The L100 are rated at 85 dB (4 ohms) and Polk recommends a minimum of 70 watts/channel with them. Let’s be clear – 70 watts of Class AB power.
The L100 cabinet is constructed of MDF that varies in thickness from 1″ to 1.5″ and is extensively braced. You can feel the quality of the construction when you give the loudspeakers a solid tap. The real wood veneer and hand polished baffle only add to the overall feeling that you’ve purchased a much more expensive loudspeaker for only $999/pair.
- For more detail, check out our Polk Audio Legend L100 review here.

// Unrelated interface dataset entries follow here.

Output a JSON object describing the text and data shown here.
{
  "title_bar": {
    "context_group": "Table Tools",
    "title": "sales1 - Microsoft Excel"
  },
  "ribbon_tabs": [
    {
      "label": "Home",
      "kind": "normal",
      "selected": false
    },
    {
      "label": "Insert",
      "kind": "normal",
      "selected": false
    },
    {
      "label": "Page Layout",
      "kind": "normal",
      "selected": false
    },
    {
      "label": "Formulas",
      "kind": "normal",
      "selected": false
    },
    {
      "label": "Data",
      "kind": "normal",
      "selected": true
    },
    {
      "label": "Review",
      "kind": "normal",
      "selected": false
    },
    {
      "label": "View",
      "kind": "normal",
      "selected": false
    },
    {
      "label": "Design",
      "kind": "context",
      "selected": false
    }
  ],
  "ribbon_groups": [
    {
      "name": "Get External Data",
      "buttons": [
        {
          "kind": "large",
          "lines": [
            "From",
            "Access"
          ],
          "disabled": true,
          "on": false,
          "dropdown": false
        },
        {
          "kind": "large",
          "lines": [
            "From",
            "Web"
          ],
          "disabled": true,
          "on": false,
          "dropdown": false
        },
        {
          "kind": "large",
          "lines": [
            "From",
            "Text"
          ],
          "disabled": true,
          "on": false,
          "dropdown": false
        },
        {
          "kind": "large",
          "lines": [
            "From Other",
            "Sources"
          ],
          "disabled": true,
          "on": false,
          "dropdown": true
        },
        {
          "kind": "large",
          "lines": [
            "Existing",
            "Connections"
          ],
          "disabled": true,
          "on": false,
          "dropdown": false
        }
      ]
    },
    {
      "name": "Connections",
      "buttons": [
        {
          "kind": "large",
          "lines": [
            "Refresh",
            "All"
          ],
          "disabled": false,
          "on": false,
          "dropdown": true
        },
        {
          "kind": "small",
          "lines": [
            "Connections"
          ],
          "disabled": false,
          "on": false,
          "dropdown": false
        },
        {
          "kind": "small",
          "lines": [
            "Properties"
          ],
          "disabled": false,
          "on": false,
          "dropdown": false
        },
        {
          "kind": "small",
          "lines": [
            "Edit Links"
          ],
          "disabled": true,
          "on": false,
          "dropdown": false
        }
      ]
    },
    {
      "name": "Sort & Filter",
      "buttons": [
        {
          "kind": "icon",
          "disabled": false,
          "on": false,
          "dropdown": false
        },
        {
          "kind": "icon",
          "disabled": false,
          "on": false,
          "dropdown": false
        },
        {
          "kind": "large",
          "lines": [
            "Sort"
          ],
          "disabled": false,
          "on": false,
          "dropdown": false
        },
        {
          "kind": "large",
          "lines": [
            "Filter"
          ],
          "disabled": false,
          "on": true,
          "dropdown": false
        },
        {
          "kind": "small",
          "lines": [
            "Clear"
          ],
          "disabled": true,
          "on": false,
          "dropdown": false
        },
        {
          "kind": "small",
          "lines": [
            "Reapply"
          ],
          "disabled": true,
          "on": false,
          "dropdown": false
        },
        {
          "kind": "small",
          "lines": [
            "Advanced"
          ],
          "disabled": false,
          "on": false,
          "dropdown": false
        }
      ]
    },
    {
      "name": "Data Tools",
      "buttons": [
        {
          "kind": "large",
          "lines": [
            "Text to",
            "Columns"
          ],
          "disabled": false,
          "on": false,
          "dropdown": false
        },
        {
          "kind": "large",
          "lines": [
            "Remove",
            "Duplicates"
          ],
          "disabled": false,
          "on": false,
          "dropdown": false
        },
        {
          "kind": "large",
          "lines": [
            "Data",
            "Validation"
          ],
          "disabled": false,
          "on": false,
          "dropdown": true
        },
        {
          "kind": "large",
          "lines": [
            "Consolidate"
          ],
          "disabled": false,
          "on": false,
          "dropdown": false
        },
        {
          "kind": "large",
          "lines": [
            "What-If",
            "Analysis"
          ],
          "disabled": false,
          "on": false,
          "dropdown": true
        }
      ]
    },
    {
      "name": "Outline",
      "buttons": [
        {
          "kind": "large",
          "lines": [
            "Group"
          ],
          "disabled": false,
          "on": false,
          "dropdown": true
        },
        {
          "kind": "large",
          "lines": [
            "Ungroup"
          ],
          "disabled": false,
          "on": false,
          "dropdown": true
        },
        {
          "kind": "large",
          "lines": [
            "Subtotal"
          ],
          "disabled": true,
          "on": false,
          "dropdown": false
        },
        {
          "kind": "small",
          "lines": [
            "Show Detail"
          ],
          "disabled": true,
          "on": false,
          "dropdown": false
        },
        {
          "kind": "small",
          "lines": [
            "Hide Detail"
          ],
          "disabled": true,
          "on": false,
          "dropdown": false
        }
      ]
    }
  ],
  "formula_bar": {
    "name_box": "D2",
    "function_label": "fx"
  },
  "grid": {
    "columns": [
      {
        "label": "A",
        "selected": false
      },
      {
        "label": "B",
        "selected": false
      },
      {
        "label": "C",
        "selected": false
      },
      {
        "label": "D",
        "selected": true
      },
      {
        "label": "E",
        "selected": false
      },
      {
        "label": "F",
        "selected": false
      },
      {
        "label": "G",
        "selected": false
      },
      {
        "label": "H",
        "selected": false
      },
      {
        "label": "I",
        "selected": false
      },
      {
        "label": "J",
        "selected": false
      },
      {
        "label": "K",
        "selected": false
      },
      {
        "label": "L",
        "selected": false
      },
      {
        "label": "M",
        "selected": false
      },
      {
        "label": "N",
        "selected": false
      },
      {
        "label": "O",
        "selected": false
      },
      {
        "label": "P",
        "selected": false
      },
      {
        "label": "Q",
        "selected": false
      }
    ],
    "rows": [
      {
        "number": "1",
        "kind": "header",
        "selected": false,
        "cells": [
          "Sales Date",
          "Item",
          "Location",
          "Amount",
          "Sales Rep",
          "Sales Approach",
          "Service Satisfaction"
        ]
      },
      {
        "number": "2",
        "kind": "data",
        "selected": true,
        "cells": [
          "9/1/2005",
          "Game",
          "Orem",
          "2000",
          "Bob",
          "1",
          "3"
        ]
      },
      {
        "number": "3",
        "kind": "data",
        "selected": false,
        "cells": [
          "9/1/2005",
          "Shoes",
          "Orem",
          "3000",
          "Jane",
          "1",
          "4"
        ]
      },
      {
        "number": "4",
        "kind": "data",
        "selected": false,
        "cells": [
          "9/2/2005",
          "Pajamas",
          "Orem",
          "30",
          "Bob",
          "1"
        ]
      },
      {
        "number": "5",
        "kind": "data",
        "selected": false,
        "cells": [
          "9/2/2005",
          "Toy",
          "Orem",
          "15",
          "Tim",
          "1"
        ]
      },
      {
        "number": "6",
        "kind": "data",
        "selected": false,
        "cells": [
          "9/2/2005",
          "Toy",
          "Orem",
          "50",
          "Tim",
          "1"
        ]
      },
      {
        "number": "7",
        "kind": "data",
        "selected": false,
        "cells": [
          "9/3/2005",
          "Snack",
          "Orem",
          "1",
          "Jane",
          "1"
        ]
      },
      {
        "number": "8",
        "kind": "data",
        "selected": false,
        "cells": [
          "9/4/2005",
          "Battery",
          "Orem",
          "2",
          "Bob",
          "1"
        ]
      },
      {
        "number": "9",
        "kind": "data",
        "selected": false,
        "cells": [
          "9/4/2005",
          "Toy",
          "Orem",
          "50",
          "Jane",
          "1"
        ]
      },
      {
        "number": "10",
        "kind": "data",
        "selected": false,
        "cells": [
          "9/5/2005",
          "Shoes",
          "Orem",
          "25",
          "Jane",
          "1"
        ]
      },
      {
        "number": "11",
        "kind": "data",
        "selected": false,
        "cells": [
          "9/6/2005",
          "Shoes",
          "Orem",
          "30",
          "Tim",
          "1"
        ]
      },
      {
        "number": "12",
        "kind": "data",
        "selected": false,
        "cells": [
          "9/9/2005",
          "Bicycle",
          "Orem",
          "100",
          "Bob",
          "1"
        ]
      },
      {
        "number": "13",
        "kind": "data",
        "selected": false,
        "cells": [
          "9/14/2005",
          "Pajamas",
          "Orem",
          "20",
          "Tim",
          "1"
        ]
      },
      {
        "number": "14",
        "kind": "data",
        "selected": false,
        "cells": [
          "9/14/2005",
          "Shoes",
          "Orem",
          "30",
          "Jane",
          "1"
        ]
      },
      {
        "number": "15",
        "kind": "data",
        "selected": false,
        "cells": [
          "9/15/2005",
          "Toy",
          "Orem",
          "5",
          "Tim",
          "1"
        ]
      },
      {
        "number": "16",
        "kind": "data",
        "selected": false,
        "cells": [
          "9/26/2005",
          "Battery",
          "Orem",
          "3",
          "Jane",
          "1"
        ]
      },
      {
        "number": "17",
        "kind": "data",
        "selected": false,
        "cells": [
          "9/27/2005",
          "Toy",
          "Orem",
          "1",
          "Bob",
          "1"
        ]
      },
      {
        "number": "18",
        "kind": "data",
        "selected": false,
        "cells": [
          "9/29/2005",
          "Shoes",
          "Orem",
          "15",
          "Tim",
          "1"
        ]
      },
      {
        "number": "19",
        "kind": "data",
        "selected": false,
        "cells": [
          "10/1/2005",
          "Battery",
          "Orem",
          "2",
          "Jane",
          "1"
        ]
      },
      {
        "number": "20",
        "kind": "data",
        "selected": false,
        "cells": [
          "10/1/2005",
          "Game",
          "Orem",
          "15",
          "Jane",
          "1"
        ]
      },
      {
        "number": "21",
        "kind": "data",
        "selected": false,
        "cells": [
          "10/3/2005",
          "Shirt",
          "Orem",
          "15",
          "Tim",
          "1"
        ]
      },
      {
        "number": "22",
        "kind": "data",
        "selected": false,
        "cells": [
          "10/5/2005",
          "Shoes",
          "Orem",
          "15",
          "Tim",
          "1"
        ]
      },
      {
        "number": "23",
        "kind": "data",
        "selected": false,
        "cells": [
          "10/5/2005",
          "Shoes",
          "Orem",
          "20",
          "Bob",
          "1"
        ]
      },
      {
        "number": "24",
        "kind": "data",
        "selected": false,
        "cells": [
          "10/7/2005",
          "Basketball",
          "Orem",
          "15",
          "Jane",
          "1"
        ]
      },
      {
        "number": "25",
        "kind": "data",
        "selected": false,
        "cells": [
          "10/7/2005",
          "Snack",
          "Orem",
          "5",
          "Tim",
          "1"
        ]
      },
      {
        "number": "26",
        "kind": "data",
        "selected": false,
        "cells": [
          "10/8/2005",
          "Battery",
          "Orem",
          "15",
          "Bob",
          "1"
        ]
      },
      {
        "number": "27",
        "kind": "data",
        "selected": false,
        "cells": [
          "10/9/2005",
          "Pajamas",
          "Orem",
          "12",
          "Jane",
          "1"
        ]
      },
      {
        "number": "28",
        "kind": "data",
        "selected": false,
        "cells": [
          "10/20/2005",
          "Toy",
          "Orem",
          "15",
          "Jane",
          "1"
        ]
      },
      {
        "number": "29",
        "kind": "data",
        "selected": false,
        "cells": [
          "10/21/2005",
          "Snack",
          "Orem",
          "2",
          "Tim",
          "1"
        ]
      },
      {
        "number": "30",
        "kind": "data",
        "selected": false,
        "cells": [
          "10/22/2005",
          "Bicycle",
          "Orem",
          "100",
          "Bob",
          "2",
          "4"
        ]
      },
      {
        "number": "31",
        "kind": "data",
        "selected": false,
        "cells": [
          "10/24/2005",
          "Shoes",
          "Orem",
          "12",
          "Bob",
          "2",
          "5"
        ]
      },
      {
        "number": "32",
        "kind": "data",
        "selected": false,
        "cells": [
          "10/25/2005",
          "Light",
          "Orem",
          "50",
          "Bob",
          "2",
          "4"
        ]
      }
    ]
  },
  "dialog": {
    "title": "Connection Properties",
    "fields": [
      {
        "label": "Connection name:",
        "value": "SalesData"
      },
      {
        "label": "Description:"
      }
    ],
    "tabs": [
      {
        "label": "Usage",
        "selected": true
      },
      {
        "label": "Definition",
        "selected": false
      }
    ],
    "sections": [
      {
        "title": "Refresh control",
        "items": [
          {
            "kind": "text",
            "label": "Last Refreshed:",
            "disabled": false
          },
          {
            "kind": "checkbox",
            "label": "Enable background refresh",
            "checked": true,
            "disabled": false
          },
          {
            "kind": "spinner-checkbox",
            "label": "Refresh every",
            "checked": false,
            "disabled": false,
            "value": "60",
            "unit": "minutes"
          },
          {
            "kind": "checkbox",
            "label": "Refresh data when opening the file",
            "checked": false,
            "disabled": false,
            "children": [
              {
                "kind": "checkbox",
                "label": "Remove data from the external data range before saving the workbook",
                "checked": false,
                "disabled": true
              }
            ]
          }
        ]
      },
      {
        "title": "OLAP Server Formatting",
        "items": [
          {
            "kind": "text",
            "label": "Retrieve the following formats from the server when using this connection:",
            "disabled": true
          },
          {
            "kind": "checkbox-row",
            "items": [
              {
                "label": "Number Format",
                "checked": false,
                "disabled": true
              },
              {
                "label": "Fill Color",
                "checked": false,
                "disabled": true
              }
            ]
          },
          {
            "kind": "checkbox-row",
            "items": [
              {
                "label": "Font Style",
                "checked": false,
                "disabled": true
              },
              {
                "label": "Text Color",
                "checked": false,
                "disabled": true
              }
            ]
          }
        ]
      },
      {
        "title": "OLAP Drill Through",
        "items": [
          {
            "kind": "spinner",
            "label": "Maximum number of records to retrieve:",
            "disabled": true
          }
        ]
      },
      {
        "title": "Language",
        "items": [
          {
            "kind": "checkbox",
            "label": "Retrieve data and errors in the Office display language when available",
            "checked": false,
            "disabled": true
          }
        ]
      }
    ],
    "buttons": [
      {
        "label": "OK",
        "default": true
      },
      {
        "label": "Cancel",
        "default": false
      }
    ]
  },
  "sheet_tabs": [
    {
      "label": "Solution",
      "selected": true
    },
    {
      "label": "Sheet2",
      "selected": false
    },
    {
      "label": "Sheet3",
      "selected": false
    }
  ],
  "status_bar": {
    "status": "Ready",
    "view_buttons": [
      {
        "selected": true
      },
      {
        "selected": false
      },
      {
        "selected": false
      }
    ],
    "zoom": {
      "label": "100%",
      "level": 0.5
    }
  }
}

To put together the best possible system around these excellent loudspeakers, I drove them with the following: Cambridge Audio Edge A, Rotel Michi X3 (reviewed here), and Schiit Audio Ragnarok 2 integrated amplifiers. The Ragnarok 2 makes the most sense from a budgetary perspective but I found that it didn’t have the grunt to drive the L100 well enough. It sounded great within its limitations, but the Polk loudspeakers needed more power.
The Ragnarok 2 integrated amplifier did a lot of things really well with the L100. My only issue was with the softness in the bass department; which is one of the best aspects of the Polk loudspeakers. They need something with more power and grip in the lower registers.
The Schiit Vidar power amplifier delivers 200 watts (4 ohms) and matched with the Saga+ preamp is cheaper than the fully loaded Ragnarok 2. It is not as warm sounding as its older sibling, but you’re getting a lot more power and tightening up the bass.
But enough about the power for the moment.
The L100 do 3 things exceptionally well; and better than most of the loudspeakers that are similar in size (13.6″ H × 7.8″ W × 11.3″ D) and under $1,500.
Bass response is deep and authoritative. Zero slop. If you enjoy electronica, techno, and anything requiring some low end punch, the L100s will not disappoint.
Compared to other bookshelf loudspeakers I’ve had here over the past 6 months including the Acoustic Energy AE1, Focal Chora 806, and Wharfedale EVO 4.2, the Polk Audio L100 demonstrated greater impact, dynamic capabilities, and outstanding imaging.
Scale was off the charts with the L100. Especially for a loudspeaker of this size.
The upper midrange and treble are on the lively side, but certainly not hard or etched. Clarity and detail are excellent even with its warmer tonal balance; with the right amplifier, vocals are warm but also reach out and touch you.
We’ll get more in-depth in early April with our review, but the Polk Audio L100 work beautifully as the heart of this $5,000 system.
The Natty Boh
Polk Audio’s development and engineering teams are still based in Maryland; Owings Mills is a northwest suburb of Baltimore and around 45 minutes from Camden Yards where I’ve enjoyed more than a few beverages over the years. Having spent almost 10 years of my life in Maryland and D.C., a cold Natty Boh with some Maryland blue crabs is a summer tradition before an Orioles game that I miss very much.
Schiit Audio Vidar Power Amplifier ($699 at Schiit Audio)
Schiit Audio Saga+ Pre-amplifier ($399 at Schiit Audio)
Rega Planar 3 Turntable with RB330 Tonearm ($945 at Turntable Lab)
Hana EL Cartridge ($475 at Turntable Lab)
Moon by SimAudio 110LP V2 Phono Preamp ($475 at Amazon)
Pangea Audio DS400 24″ Loudspeaker Stands ($199.95 at Crutchfield)